* _WORKING DATA_

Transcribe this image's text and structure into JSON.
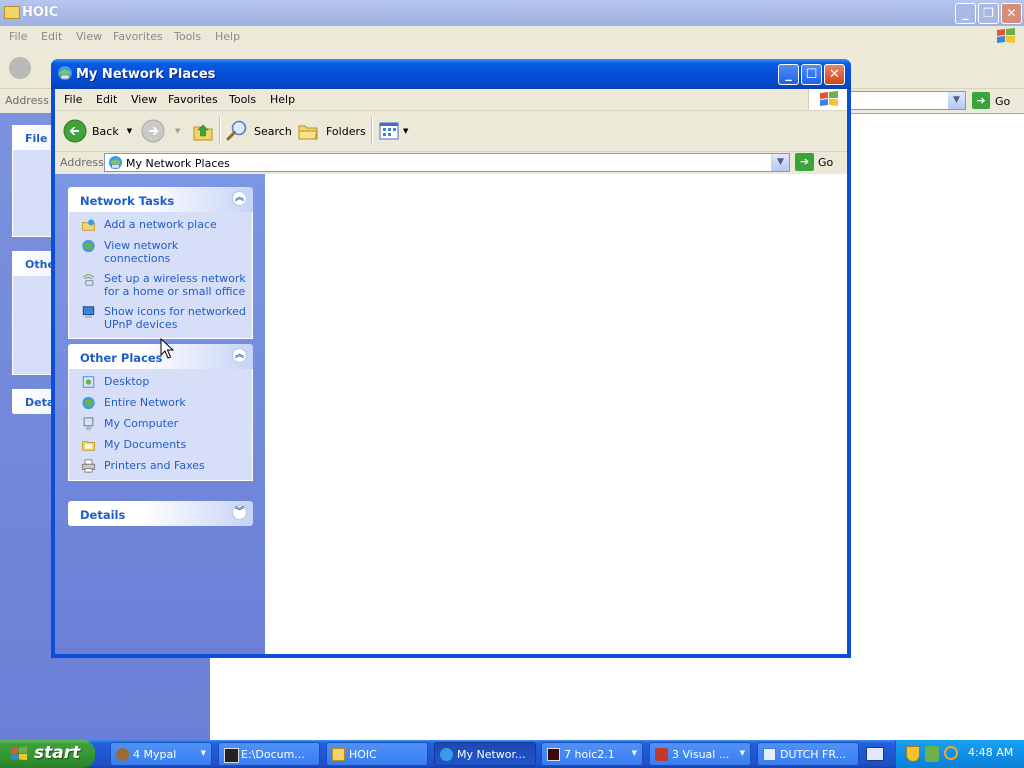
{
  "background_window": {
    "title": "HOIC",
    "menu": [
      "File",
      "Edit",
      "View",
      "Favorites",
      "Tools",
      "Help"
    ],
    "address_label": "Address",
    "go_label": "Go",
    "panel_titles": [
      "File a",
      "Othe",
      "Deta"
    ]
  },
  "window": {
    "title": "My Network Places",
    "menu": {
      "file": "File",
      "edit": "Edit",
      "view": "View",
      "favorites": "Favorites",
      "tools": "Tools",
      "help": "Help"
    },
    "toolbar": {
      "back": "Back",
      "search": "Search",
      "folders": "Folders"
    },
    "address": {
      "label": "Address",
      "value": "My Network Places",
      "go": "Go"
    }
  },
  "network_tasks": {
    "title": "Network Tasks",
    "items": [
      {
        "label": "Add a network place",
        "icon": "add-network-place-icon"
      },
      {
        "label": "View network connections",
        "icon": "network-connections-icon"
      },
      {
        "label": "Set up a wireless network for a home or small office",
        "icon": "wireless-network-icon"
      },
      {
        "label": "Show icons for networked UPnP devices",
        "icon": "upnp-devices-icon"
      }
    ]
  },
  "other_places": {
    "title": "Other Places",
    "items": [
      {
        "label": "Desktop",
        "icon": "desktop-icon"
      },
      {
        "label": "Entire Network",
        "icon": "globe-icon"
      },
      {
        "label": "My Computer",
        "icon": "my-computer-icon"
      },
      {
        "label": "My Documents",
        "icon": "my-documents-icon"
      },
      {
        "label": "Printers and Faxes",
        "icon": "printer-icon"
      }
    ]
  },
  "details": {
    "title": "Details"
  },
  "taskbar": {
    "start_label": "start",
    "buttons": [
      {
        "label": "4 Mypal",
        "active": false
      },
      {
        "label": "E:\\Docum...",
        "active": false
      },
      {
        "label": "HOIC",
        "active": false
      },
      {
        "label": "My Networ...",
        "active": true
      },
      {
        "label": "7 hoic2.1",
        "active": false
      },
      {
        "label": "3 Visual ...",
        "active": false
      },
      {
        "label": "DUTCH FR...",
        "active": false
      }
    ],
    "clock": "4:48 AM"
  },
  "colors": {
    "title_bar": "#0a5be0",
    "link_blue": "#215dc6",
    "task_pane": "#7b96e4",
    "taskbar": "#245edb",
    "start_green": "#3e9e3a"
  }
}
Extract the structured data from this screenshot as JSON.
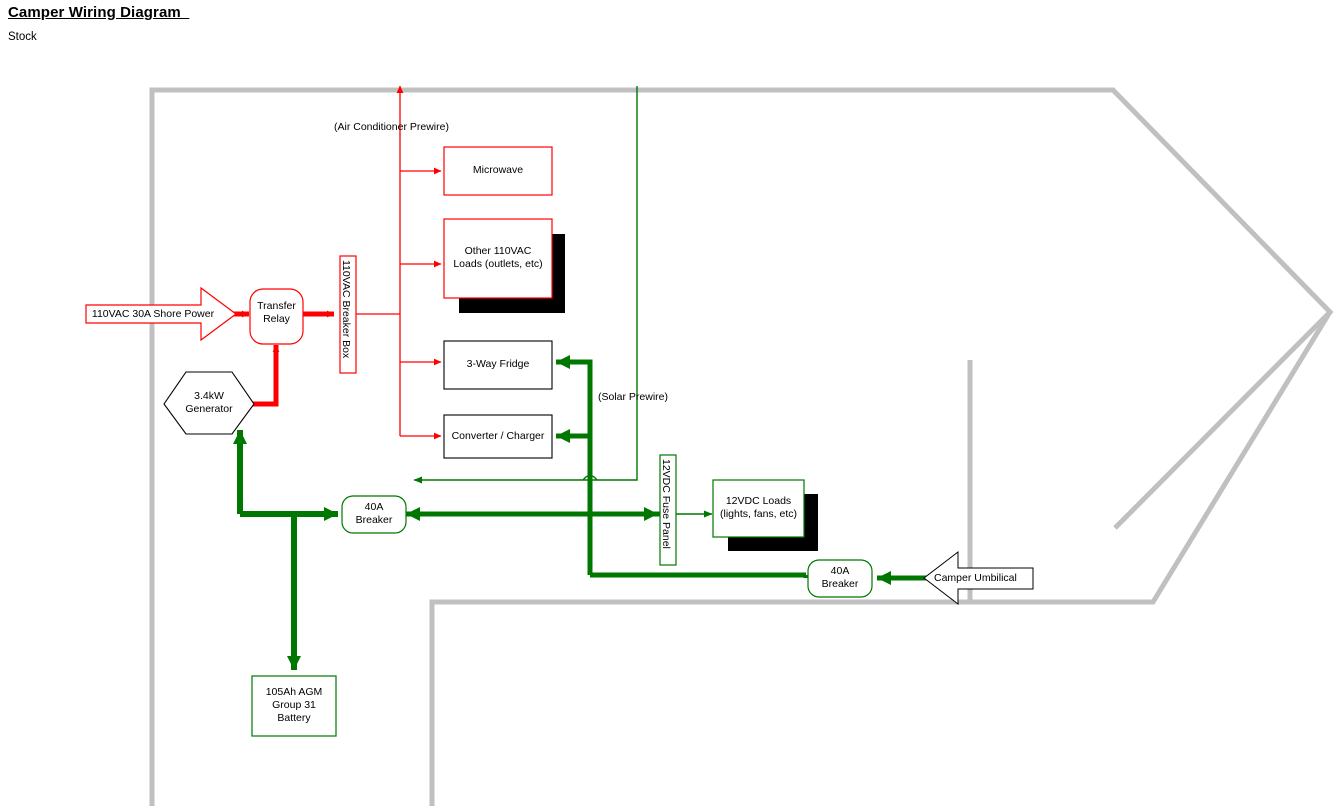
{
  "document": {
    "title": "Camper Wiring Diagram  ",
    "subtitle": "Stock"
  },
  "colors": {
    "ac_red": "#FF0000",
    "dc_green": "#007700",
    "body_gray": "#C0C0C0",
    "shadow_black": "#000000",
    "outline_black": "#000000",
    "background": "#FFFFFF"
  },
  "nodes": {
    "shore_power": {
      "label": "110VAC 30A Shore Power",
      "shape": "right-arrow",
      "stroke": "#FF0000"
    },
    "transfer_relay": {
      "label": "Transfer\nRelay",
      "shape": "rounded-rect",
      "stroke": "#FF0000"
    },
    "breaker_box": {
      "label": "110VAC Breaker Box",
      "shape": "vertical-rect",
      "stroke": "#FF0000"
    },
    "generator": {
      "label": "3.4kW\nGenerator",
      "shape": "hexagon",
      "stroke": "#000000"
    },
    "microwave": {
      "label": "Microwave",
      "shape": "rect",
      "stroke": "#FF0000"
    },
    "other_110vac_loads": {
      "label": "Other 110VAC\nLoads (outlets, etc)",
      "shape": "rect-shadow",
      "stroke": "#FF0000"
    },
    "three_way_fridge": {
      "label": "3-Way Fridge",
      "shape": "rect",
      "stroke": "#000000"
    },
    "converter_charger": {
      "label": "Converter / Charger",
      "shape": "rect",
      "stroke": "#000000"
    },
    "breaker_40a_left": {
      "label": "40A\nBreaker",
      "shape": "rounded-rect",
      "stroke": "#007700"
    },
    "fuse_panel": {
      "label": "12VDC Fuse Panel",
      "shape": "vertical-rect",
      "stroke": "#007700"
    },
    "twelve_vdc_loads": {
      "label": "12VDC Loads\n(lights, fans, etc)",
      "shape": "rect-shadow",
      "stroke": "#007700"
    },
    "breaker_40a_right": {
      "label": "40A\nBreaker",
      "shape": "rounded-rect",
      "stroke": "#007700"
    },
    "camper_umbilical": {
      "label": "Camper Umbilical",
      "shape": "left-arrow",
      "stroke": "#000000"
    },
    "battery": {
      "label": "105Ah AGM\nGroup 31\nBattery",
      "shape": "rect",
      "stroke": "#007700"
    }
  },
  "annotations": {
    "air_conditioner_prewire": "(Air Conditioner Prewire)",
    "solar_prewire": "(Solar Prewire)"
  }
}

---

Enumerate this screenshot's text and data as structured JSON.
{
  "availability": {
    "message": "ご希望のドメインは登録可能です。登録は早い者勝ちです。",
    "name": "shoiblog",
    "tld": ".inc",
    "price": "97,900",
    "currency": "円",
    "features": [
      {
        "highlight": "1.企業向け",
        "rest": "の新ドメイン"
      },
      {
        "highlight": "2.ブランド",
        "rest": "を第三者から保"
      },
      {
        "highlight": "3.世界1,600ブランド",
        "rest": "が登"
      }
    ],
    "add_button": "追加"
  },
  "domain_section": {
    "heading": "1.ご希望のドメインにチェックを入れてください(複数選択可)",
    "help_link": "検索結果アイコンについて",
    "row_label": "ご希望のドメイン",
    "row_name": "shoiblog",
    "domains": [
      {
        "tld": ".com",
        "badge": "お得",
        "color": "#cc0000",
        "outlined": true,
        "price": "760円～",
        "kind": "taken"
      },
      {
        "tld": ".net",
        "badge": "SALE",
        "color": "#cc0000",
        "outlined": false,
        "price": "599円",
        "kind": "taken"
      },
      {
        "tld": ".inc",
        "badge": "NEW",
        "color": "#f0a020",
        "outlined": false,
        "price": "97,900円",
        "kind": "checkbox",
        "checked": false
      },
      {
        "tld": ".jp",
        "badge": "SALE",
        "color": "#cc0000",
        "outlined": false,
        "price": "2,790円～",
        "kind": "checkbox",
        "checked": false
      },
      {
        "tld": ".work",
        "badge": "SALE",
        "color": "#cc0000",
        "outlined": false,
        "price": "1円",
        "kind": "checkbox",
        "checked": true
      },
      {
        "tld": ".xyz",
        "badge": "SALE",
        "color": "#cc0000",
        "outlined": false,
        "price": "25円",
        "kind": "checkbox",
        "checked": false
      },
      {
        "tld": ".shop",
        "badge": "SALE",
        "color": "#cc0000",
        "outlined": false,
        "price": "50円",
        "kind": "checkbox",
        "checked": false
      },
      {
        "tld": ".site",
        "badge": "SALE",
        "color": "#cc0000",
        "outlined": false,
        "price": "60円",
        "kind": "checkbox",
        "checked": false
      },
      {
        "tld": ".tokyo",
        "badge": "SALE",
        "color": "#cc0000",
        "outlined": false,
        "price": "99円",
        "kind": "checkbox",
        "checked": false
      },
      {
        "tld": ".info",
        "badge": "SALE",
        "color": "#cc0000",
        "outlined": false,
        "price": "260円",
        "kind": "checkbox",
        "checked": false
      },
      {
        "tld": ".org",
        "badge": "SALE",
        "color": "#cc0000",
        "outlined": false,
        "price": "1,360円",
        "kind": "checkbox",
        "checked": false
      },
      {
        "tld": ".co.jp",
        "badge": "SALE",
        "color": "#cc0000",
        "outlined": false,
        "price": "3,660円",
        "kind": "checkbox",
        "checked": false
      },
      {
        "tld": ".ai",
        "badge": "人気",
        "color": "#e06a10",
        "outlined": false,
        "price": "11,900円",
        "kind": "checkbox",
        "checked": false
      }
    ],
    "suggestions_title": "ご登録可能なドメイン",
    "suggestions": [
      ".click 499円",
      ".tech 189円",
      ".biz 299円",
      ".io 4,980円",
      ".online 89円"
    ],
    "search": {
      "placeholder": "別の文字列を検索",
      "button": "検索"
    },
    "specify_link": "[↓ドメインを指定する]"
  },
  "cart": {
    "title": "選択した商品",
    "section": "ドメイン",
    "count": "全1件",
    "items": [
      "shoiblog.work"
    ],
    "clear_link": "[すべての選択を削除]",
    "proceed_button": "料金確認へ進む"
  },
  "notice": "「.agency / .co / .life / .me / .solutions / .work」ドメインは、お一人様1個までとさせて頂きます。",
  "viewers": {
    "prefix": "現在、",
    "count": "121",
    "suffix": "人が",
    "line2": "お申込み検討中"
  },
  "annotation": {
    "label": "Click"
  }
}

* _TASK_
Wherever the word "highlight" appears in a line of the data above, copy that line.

* _RESPONSE_
        "highlight": "1.企業向け",
        "highlight": "2.ブランド",
        "highlight": "3.世界1,600ブランド",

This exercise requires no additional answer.